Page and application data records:

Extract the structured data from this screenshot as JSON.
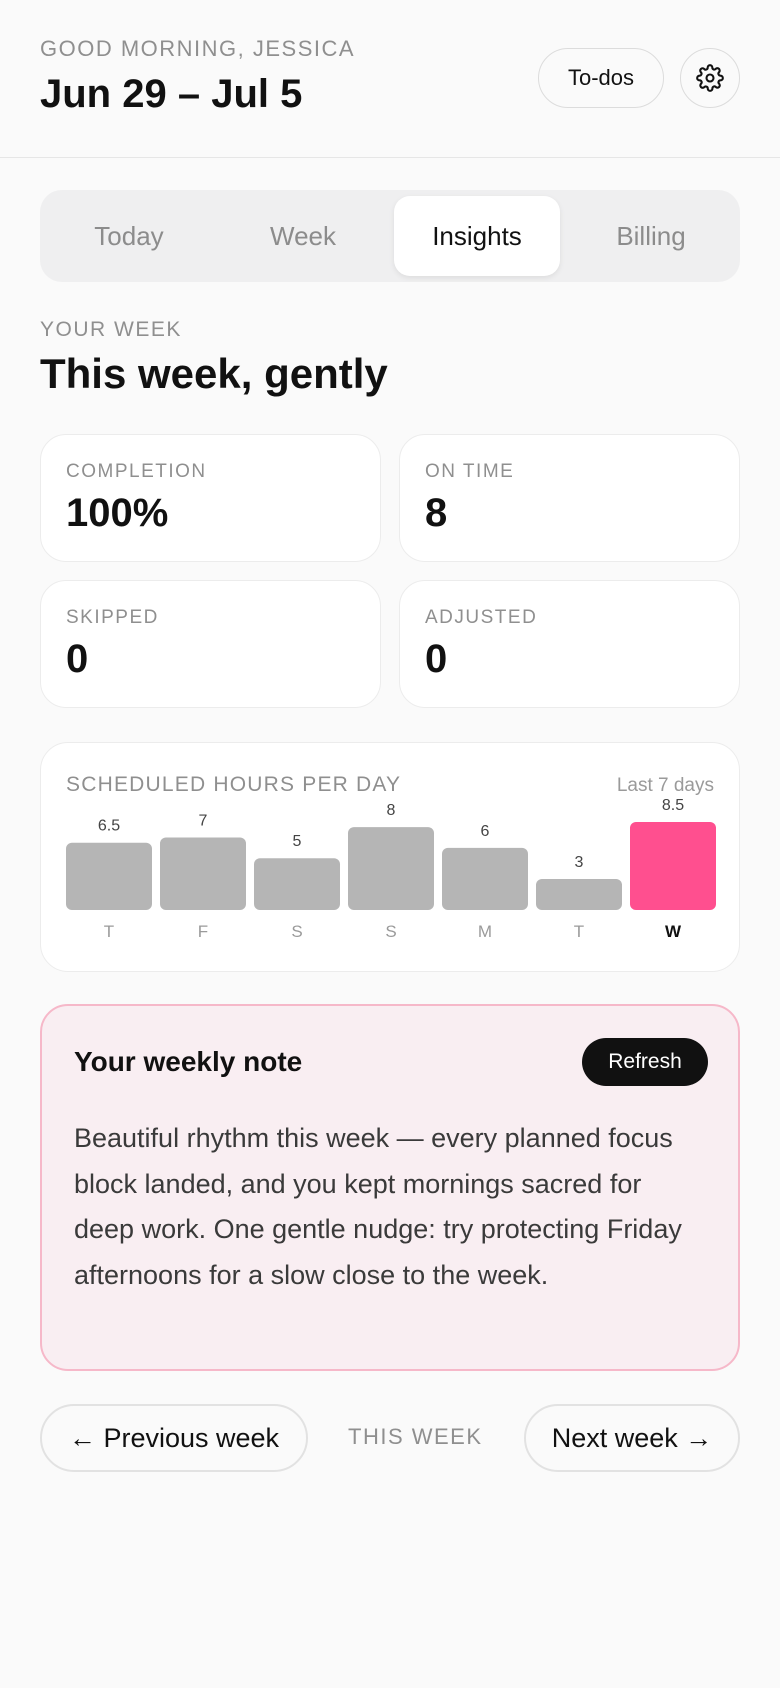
{
  "header": {
    "greeting": "GOOD MORNING, JESSICA",
    "date_range": "Jun 29 – Jul 5",
    "todos_label": "To-dos",
    "settings_icon": "gear-icon"
  },
  "tabs": [
    {
      "label": "Today",
      "active": false
    },
    {
      "label": "Week",
      "active": false
    },
    {
      "label": "Insights",
      "active": true
    },
    {
      "label": "Billing",
      "active": false
    }
  ],
  "section": {
    "kicker": "YOUR WEEK",
    "title": "This week, gently"
  },
  "stats": [
    {
      "label": "COMPLETION",
      "value": "100%"
    },
    {
      "label": "ON TIME",
      "value": "8"
    },
    {
      "label": "SKIPPED",
      "value": "0"
    },
    {
      "label": "ADJUSTED",
      "value": "0"
    }
  ],
  "chart_panel": {
    "title": "SCHEDULED HOURS PER DAY",
    "range_label": "Last 7 days"
  },
  "chart_data": {
    "type": "bar",
    "title": "SCHEDULED HOURS PER DAY",
    "categories": [
      "T",
      "F",
      "S",
      "S",
      "M",
      "T",
      "W"
    ],
    "values": [
      6.5,
      7,
      5,
      8,
      6,
      3,
      8.5
    ],
    "value_labels": [
      "6.5",
      "7",
      "5",
      "8",
      "6",
      "3",
      "8.5"
    ],
    "highlight_index": 6,
    "bar_color": "#b5b5b5",
    "highlight_color": "#ff4f8f",
    "ylim": [
      0,
      8.5
    ]
  },
  "note": {
    "title": "Your weekly note",
    "refresh_label": "Refresh",
    "body": "Beautiful rhythm this week — every planned focus block landed, and you kept mornings sacred for deep work. One gentle nudge: try protecting Friday afternoons for a slow close to the week."
  },
  "week_nav": {
    "prev_label": "← Previous week",
    "current_label": "THIS WEEK",
    "next_label": "Next week →"
  },
  "colors": {
    "accent": "#ff4f8f",
    "note_bg": "#f9eef2",
    "note_border": "#f6b8c9"
  }
}
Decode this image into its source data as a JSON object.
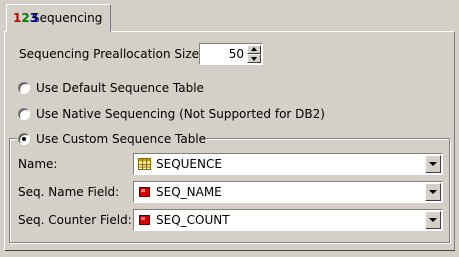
{
  "tab": {
    "label": "Sequencing",
    "icon": "sequence-123-icon"
  },
  "preallocation": {
    "label": "Sequencing Preallocation Size:",
    "value": "50"
  },
  "options": {
    "default_table": "Use Default Sequence Table",
    "native": "Use Native Sequencing (Not Supported for DB2)",
    "custom_table": "Use Custom Sequence Table",
    "selected": "custom_table"
  },
  "custom": {
    "name": {
      "label": "Name:",
      "value": "SEQUENCE",
      "icon": "table-icon"
    },
    "seq_name_field": {
      "label": "Seq. Name Field:",
      "value": "SEQ_NAME",
      "icon": "field-icon"
    },
    "seq_counter_field": {
      "label": "Seq. Counter Field:",
      "value": "SEQ_COUNT",
      "icon": "field-icon"
    }
  },
  "colors": {
    "background": "#d4d0c8",
    "field_icon": "#d40000",
    "table_icon": "#c8a400"
  }
}
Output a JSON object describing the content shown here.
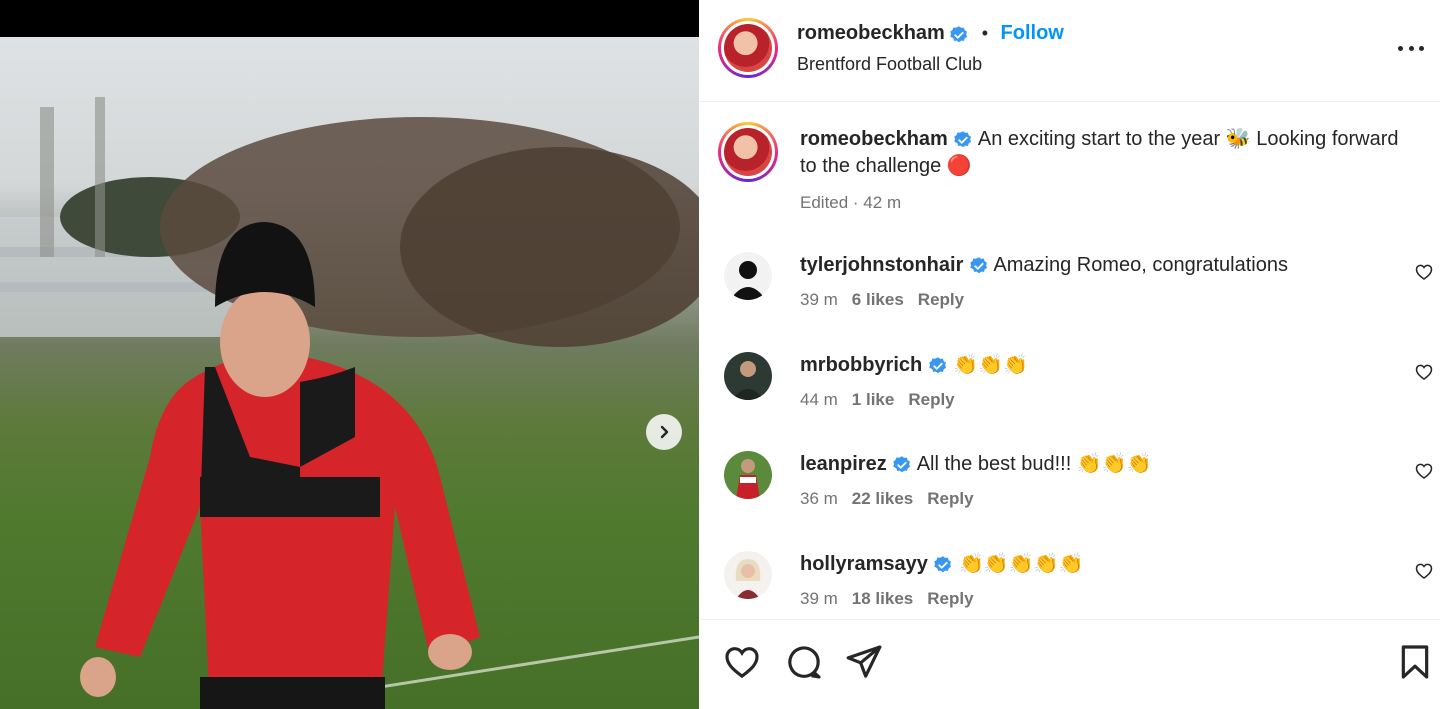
{
  "post": {
    "username": "romeobeckham",
    "location": "Brentford Football Club",
    "follow_label": "Follow",
    "dot": "•",
    "caption": "An exciting start to the year 🐝 Looking forward to the challenge 🔴",
    "edited_label": "Edited · 42 m"
  },
  "comments": [
    {
      "username": "tyler johnstonhair",
      "user": "tylerjohnstonhair",
      "text": "Amazing Romeo, congratulations",
      "time": "39 m",
      "likes": "6 likes",
      "reply": "Reply"
    },
    {
      "user": "mrbobbyrich",
      "text": "👏👏👏",
      "time": "44 m",
      "likes": "1 like",
      "reply": "Reply"
    },
    {
      "user": "leanpirez",
      "text": "All the best bud!!! 👏👏👏",
      "time": "36 m",
      "likes": "22 likes",
      "reply": "Reply"
    },
    {
      "user": "hollyramsayy",
      "text": "👏👏👏👏👏",
      "time": "39 m",
      "likes": "18 likes",
      "reply": "Reply"
    }
  ],
  "icons": {
    "verified_color": "#3897f0",
    "follow_color": "#0095f6"
  }
}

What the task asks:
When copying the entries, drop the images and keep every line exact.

Problem solution:
Extract the structured data from this screenshot as JSON.
{
  "header": {
    "greeting": "GOOD MORNING, JESSICA",
    "date_range": "Jun 29 – Jul 5",
    "todos_label": "To-dos",
    "settings_icon": "gear-icon"
  },
  "tabs": [
    {
      "label": "Today",
      "active": false
    },
    {
      "label": "Week",
      "active": false
    },
    {
      "label": "Insights",
      "active": true
    },
    {
      "label": "Billing",
      "active": false
    }
  ],
  "section": {
    "kicker": "YOUR WEEK",
    "title": "This week, gently"
  },
  "stats": [
    {
      "label": "COMPLETION",
      "value": "100%"
    },
    {
      "label": "ON TIME",
      "value": "8"
    },
    {
      "label": "SKIPPED",
      "value": "0"
    },
    {
      "label": "ADJUSTED",
      "value": "0"
    }
  ],
  "chart_panel": {
    "title": "SCHEDULED HOURS PER DAY",
    "range_label": "Last 7 days"
  },
  "chart_data": {
    "type": "bar",
    "title": "SCHEDULED HOURS PER DAY",
    "categories": [
      "T",
      "F",
      "S",
      "S",
      "M",
      "T",
      "W"
    ],
    "values": [
      6.5,
      7,
      5,
      8,
      6,
      3,
      8.5
    ],
    "value_labels": [
      "6.5",
      "7",
      "5",
      "8",
      "6",
      "3",
      "8.5"
    ],
    "highlight_index": 6,
    "bar_color": "#b5b5b5",
    "highlight_color": "#ff4f8f",
    "ylim": [
      0,
      8.5
    ]
  },
  "note": {
    "title": "Your weekly note",
    "refresh_label": "Refresh",
    "body": "Beautiful rhythm this week — every planned focus block landed, and you kept mornings sacred for deep work. One gentle nudge: try protecting Friday afternoons for a slow close to the week."
  },
  "week_nav": {
    "prev_label": "← Previous week",
    "current_label": "THIS WEEK",
    "next_label": "Next week →"
  },
  "colors": {
    "accent": "#ff4f8f",
    "note_bg": "#f9eef2",
    "note_border": "#f6b8c9"
  }
}
Decode this image into its source data as a JSON object.
{
  "tab": {
    "label": "Sequencing",
    "icon": "sequence-123-icon"
  },
  "preallocation": {
    "label": "Sequencing Preallocation Size:",
    "value": "50"
  },
  "options": {
    "default_table": "Use Default Sequence Table",
    "native": "Use Native Sequencing (Not Supported for DB2)",
    "custom_table": "Use Custom Sequence Table",
    "selected": "custom_table"
  },
  "custom": {
    "name": {
      "label": "Name:",
      "value": "SEQUENCE",
      "icon": "table-icon"
    },
    "seq_name_field": {
      "label": "Seq. Name Field:",
      "value": "SEQ_NAME",
      "icon": "field-icon"
    },
    "seq_counter_field": {
      "label": "Seq. Counter Field:",
      "value": "SEQ_COUNT",
      "icon": "field-icon"
    }
  },
  "colors": {
    "background": "#d4d0c8",
    "field_icon": "#d40000",
    "table_icon": "#c8a400"
  }
}
Output a JSON object describing the content shown here.
{
  "post": {
    "username": "romeobeckham",
    "location": "Brentford Football Club",
    "follow_label": "Follow",
    "dot": "•",
    "caption": "An exciting start to the year 🐝 Looking forward to the challenge 🔴",
    "edited_label": "Edited · 42 m"
  },
  "comments": [
    {
      "username": "tyler johnstonhair",
      "user": "tylerjohnstonhair",
      "text": "Amazing Romeo, congratulations",
      "time": "39 m",
      "likes": "6 likes",
      "reply": "Reply"
    },
    {
      "user": "mrbobbyrich",
      "text": "👏👏👏",
      "time": "44 m",
      "likes": "1 like",
      "reply": "Reply"
    },
    {
      "user": "leanpirez",
      "text": "All the best bud!!! 👏👏👏",
      "time": "36 m",
      "likes": "22 likes",
      "reply": "Reply"
    },
    {
      "user": "hollyramsayy",
      "text": "👏👏👏👏👏",
      "time": "39 m",
      "likes": "18 likes",
      "reply": "Reply"
    }
  ],
  "icons": {
    "verified_color": "#3897f0",
    "follow_color": "#0095f6"
  }
}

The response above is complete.